IMPORTENT NOTES

Sri Lanka has two wet monsoon seasons; briefly between May and July in the south-west region and between December and January in the north-east. Average temperature is around 27°C – 30°C in most parts of Island. Some parts of the highland as low as below 10°C. However, Sri Lanka has no off season per se as clear blue skied bright sunny days are the general rule even during the wet season.

Sri Lanka is 5 hours ahead of GMT (Greenwich Median Time), 2½ hours behind Singapore

What to pack?

Sri Lanka has a tropical country and cotton and silk clothes are the most ideal to wear and of course your bathing suits are a must if you are visiting the beaches. If you are visiting the cultural and religious sites, it is a must that you wear appropriate clothing. Gents are required to wear trousers to cover their knees or a “sarong” with a shirt or T-shirt. Ladies should ideally wear decent attire such as a trouser or a skirt to cover the knees and a blouse or T-shirt. If you can wear the white color dreses its might better for religious places.

Currency/ Money Exchange

Commercial banks and HSBCoffer better rates.

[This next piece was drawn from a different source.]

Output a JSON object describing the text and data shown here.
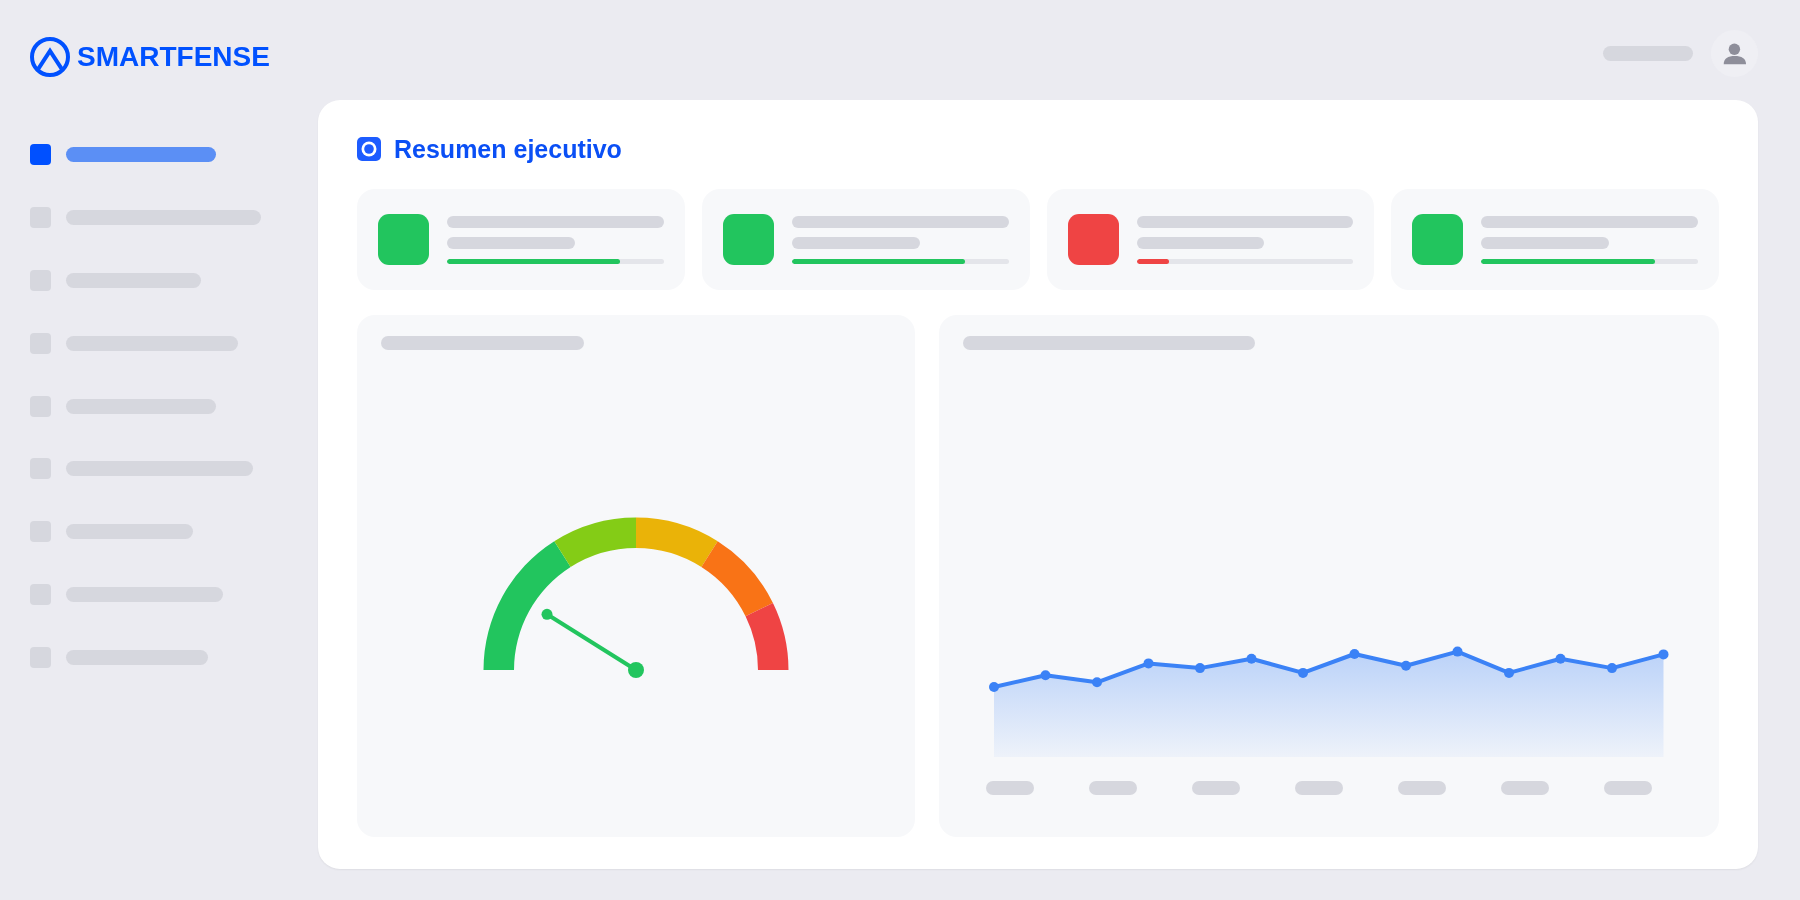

Converting Sri Lankan rupees back to a selected foreign denomination could be done at the airport bank which is open 24 hours of the day. Foreign currency and Traveler’s Cheques may be changed at any hotel. Currency notes are in 10s, 20s, 50s, 100s, 200s, 500s, 1000s,2000s ,5000s.

Credit Cards

Hotels and shops accept most international credit cards. No surcharge is required for their use. Cash advances may be acquired against credit cards at certain bank ATMs. Most widely accepted cards are Visa and MasterCard.

Banks are generally open from 9.00am to 3.00pm from Monday to Friday. while others offer night banking facilities. Banks are closed on Saturdays, Sundays, all public holidays and special bank holidays on June 30th and December 31st. ATMs are most found adjoining bank branches island-wide.

Shops

Most shops open at 9.00am and close at 7.00pm. Shops are usually closed on Sundays and Full moon (Poya) days. The full moon poya day has religious significance for Buddhists and alcohol is not served in hotels, bars and public recreational areas on this day.

Water

Filtered, mineral and bottled drinking water is available at most retail shops. Avoid drinking water from the tap.

Electricity

220 Volts/50 Hz Ac. Two and three pin plugs are used mostly.

Medical Facilities

If you need a doctor, please contact the hotel reception or your tour guide. The hotel will have a doctor within the hotel premises or nearby. Pharmacies can generally be found at towns.

Communication

International Direct Dialling (IDD) facilities are available at all city hotels, resorts, post offices and telecommunication centers. And Dialog or Mobitel Mobile networks also providing the better services.

Tipping

It is customary to tip drivers, guides and hotel housekeeping/restaurant staff if the service is satisfactory. This is solely at your discretion. The average tip is 100/200 rupees for Housekeeping and 10% of your meal bill for restaurant staff.

Custom Exports

On leaving the country you are allowed to export up to 10kg of tea duty free.

Purchase and export without license of any wild animal, bird or reptile, dead or alive . also the export of parts of animals, birds or reptiles, such as skins, horns, scales and feathers is prohibited. Occasional exports are, however, permitted exclusively for bona fide scientific purposes. It is prohibited to export of 450 plant species without special permits. The export of coral, shells or other protected marine products is also strictly prohibited.

Foreign currency regulations

Visitors to Sri Lanka bringing in more than US$10,000 should declare the amount to the Customs on arrival. All unspent rupees converted from foreign currencies can be re-converted to the original currency on departure as long as encashment receipts can be produced.

Language

Sri Lanka has two official languages . Sinhala and Tamil – with English as a link language. Most people have some knowledge of English, and signboards are often in English.

Restrictions

There are some important restrictions that apply to photography regarding Buddhist imagery. When you visit a temple or other religious site, remember that photography should not be carried out in a manner causing disrespect. For instance, it is strictly forbidden to be photographed in front of or beside any statues and murals. Note that flash photography can damage old murals.